WHAT THIS TASK INVOLVES
Go through the listing and count the lines with "core" in them; write only the number.
--- STUDY MATERIAL ---
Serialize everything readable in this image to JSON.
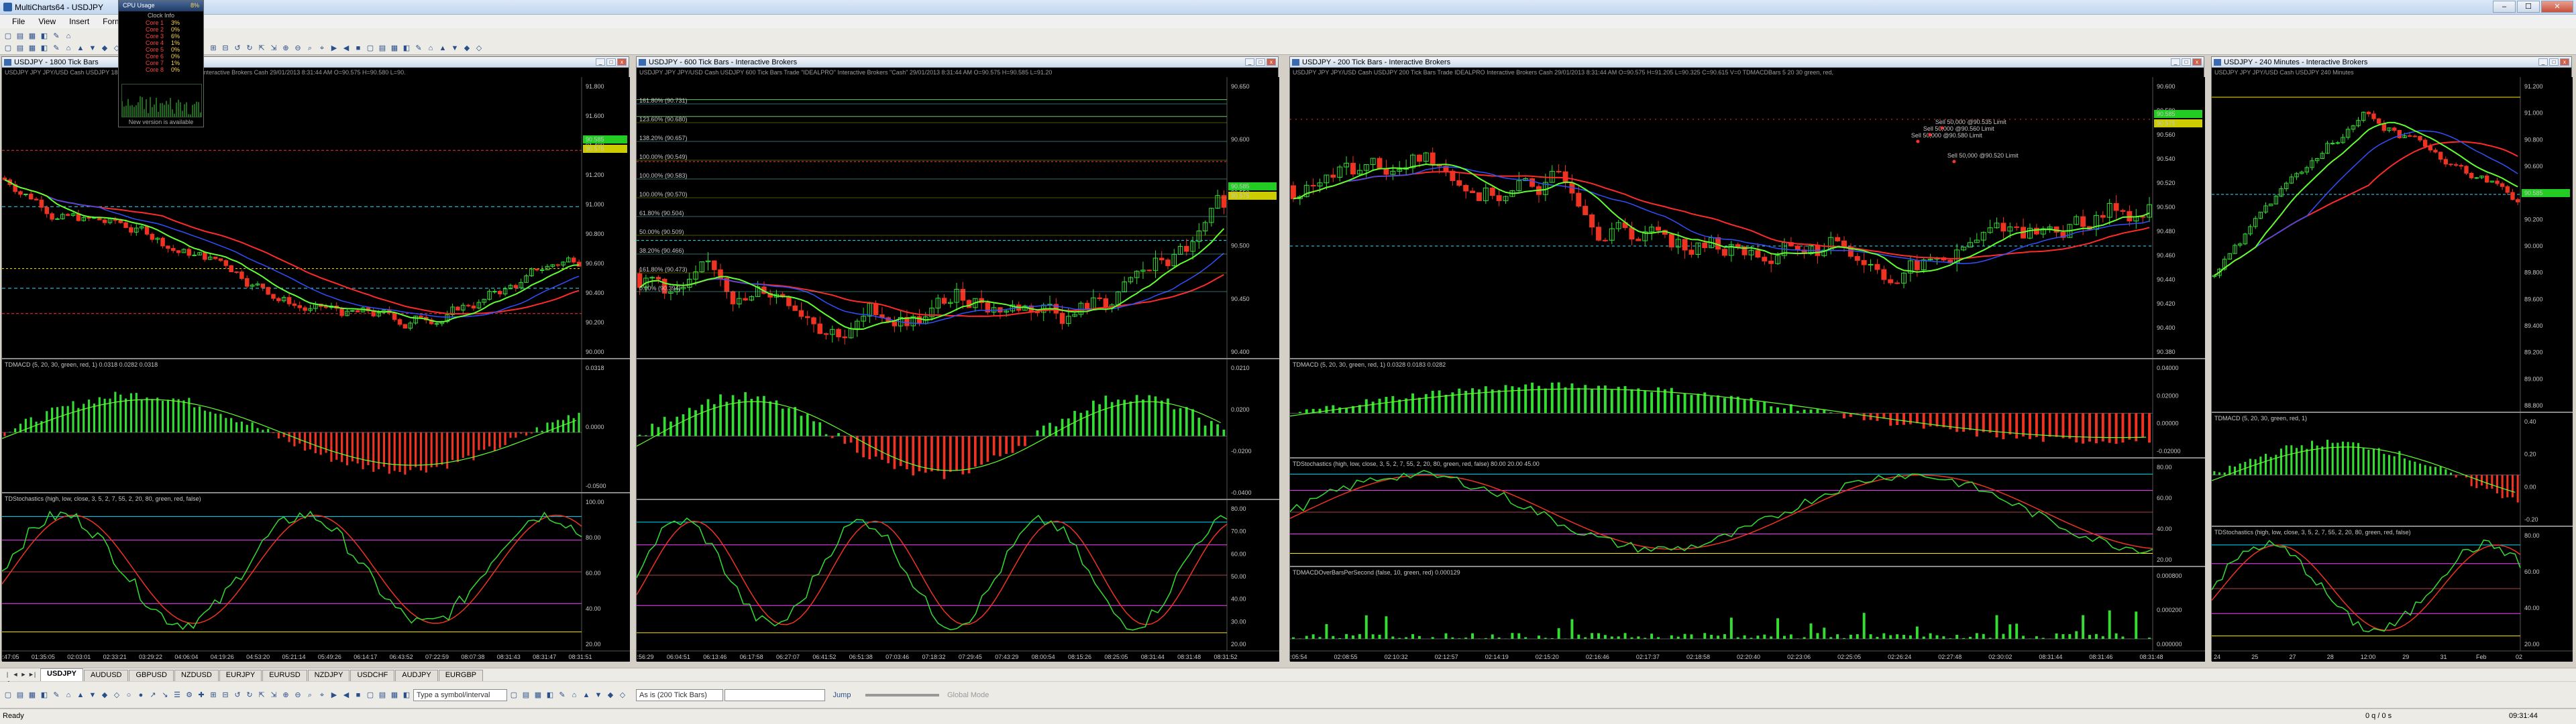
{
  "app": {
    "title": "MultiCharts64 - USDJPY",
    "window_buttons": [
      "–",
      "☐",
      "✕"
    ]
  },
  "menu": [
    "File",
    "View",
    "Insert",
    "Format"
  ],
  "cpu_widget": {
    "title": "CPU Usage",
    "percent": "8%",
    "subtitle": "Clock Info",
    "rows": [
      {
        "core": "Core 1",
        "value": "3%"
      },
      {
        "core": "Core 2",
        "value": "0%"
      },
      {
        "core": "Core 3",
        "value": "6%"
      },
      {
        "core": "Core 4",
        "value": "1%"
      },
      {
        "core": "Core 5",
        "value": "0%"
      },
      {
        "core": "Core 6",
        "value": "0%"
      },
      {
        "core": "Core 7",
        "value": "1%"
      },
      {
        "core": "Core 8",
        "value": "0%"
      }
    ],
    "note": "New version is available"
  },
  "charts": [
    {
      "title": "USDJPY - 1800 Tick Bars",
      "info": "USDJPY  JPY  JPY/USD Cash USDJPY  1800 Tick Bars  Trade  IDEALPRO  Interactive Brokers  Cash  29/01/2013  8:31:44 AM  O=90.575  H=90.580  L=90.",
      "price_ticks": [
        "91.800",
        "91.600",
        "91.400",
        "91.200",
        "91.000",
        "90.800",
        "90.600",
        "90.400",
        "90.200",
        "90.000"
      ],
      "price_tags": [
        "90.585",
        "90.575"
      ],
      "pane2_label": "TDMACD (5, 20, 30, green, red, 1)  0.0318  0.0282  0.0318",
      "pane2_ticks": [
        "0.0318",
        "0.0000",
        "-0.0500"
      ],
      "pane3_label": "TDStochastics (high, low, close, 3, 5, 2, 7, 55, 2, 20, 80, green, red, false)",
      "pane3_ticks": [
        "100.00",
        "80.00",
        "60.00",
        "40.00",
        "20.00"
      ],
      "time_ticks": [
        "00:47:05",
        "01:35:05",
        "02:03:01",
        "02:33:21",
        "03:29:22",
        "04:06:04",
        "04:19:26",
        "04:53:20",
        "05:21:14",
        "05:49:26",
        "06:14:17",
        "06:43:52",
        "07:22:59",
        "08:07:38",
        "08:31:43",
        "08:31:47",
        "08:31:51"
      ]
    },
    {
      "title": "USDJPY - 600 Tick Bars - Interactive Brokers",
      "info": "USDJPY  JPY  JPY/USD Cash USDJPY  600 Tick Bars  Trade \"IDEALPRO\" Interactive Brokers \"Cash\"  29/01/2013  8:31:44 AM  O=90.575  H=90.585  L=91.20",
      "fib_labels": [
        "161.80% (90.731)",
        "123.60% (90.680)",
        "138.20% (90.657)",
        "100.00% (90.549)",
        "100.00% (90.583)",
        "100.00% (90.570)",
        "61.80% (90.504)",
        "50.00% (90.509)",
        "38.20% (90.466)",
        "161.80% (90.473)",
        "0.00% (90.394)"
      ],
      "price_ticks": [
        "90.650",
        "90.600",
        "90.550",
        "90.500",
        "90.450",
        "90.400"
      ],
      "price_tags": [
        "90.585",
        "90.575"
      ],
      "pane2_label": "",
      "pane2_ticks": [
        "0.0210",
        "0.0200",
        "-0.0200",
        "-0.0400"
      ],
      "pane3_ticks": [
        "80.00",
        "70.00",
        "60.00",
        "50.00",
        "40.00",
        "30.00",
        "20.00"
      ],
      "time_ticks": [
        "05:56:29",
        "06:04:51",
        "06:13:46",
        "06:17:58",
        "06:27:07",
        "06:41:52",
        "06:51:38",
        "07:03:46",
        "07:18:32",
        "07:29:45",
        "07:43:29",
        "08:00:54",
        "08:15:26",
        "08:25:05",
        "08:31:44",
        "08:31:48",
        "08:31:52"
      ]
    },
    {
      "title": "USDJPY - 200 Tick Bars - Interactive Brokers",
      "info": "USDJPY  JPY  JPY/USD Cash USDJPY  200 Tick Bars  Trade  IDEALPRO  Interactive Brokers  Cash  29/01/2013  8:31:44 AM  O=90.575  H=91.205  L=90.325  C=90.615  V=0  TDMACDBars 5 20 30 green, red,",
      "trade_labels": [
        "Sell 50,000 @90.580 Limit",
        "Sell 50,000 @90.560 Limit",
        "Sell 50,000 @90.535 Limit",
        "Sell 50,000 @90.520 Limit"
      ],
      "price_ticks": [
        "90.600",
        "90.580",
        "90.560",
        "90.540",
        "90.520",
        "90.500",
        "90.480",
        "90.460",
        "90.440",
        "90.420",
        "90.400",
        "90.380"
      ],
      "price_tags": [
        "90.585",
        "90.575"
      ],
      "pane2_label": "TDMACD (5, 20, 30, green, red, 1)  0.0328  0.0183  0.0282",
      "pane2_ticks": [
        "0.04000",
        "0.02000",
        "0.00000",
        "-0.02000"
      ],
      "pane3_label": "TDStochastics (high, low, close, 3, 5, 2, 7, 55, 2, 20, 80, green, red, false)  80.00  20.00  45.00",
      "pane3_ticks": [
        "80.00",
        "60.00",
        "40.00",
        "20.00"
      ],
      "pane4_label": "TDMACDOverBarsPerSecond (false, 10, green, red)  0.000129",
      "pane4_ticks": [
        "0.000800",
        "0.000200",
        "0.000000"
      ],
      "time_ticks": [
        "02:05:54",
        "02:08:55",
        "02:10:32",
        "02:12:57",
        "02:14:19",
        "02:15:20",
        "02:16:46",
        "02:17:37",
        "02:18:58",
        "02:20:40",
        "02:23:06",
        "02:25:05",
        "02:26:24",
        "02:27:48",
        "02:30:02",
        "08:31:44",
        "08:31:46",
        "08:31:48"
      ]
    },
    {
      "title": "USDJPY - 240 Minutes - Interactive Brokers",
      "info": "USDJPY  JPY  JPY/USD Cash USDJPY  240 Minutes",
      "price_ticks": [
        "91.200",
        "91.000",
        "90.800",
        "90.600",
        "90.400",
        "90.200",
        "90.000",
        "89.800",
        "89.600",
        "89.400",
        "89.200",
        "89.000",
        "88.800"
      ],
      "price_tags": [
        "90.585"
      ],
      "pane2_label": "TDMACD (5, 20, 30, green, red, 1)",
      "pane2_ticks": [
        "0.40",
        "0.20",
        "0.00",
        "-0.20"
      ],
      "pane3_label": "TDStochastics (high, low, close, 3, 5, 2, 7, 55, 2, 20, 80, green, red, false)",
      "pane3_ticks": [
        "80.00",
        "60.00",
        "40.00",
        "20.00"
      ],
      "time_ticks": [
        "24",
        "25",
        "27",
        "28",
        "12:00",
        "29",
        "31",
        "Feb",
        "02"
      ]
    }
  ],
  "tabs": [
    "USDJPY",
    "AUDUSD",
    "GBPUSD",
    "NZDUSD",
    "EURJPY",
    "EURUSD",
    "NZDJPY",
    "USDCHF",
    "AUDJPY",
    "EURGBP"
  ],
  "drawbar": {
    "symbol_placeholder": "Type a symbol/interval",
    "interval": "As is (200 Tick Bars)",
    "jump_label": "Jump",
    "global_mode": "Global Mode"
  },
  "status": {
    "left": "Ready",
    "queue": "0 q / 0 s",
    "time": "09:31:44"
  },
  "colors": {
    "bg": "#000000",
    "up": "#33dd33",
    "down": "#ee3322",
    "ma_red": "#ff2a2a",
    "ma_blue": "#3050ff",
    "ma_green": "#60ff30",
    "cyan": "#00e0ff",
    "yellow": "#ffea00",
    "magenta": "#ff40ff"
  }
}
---
ANSWER TO THE EXERCISE
8